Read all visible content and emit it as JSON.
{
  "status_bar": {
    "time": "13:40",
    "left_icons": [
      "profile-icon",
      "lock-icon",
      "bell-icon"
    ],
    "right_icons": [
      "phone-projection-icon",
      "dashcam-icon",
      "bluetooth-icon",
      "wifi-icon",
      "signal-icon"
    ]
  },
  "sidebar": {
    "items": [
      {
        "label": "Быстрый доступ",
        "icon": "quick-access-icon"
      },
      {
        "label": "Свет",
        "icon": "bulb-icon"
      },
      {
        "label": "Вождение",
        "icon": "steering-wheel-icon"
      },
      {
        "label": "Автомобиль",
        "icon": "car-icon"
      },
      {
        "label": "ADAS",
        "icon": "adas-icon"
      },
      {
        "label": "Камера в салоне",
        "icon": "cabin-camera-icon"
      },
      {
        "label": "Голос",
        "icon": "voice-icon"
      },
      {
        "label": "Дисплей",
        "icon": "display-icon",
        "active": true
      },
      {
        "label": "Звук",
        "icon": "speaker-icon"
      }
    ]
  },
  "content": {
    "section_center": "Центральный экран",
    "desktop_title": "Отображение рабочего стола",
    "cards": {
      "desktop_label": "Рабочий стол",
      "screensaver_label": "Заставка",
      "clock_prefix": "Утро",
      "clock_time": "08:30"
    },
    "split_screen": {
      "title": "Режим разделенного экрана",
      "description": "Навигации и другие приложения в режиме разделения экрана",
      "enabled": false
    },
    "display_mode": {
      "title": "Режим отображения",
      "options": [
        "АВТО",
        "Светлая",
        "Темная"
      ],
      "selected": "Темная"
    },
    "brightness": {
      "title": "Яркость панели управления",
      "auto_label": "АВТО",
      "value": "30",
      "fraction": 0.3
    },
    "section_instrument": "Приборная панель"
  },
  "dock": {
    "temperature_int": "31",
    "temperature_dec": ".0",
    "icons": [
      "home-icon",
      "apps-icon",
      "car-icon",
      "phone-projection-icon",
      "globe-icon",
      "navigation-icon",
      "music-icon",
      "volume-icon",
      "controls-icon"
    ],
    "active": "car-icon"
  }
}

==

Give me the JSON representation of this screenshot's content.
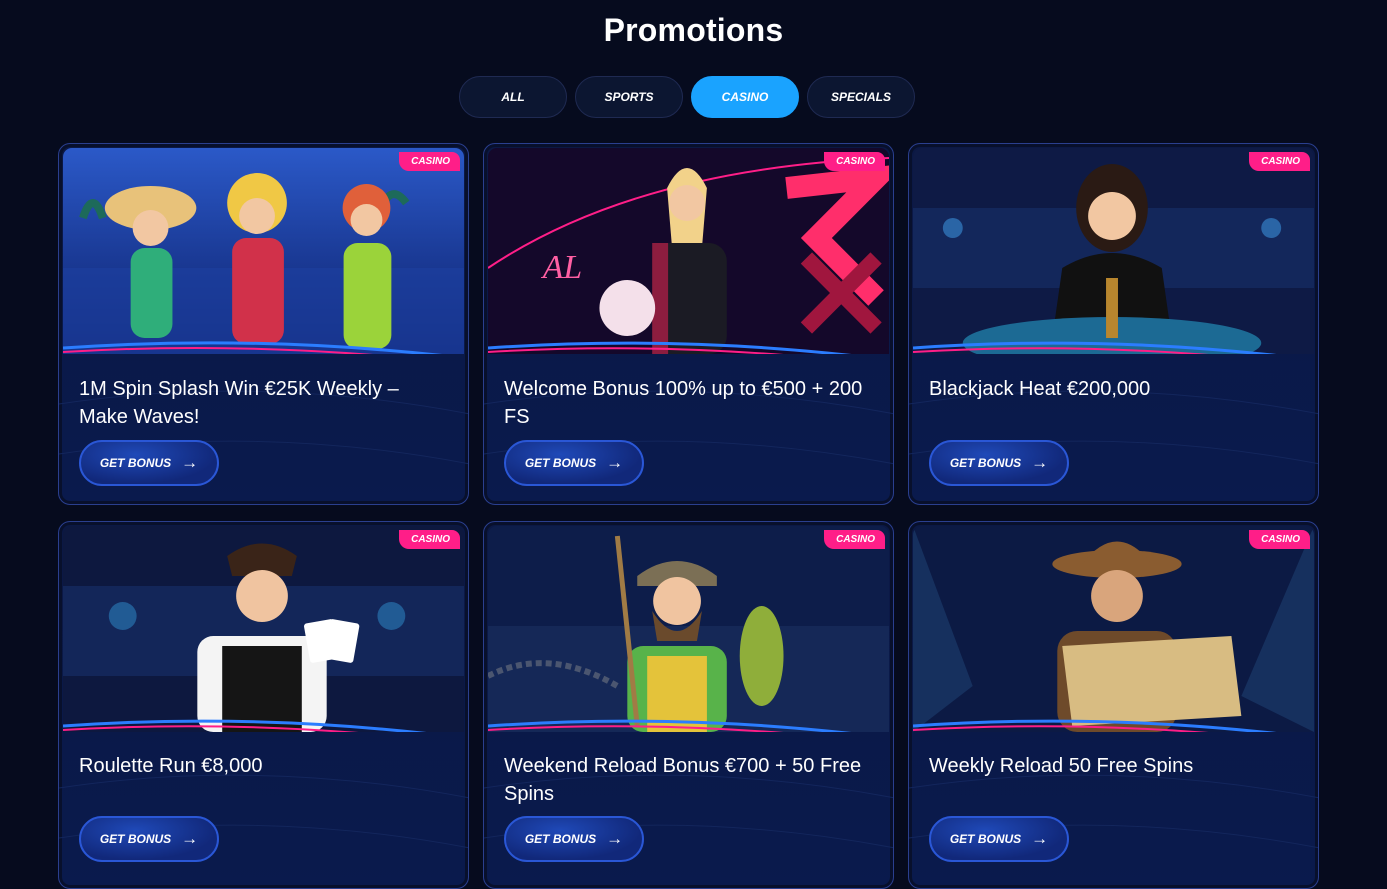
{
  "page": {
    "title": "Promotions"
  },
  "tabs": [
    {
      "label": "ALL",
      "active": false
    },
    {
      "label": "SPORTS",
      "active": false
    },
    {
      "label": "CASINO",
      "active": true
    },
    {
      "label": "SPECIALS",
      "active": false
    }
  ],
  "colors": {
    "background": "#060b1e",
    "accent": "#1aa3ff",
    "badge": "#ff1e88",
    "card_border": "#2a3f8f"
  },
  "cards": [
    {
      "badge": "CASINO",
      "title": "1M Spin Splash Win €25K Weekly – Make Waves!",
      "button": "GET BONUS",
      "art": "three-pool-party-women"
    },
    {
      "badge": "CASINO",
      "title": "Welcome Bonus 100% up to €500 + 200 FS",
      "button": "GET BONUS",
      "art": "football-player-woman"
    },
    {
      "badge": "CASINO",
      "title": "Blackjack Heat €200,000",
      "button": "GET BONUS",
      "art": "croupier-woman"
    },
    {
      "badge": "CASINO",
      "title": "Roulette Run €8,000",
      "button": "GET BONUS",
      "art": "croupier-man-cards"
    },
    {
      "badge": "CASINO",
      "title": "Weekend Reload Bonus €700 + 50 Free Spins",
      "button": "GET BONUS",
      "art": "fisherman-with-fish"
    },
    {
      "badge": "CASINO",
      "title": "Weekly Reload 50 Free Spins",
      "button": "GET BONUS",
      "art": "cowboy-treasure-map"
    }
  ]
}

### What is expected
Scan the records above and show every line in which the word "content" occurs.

### Response box
Read all visible content and emit it as JSON.
  "content": {
Give me the JSON representation of this screenshot's content.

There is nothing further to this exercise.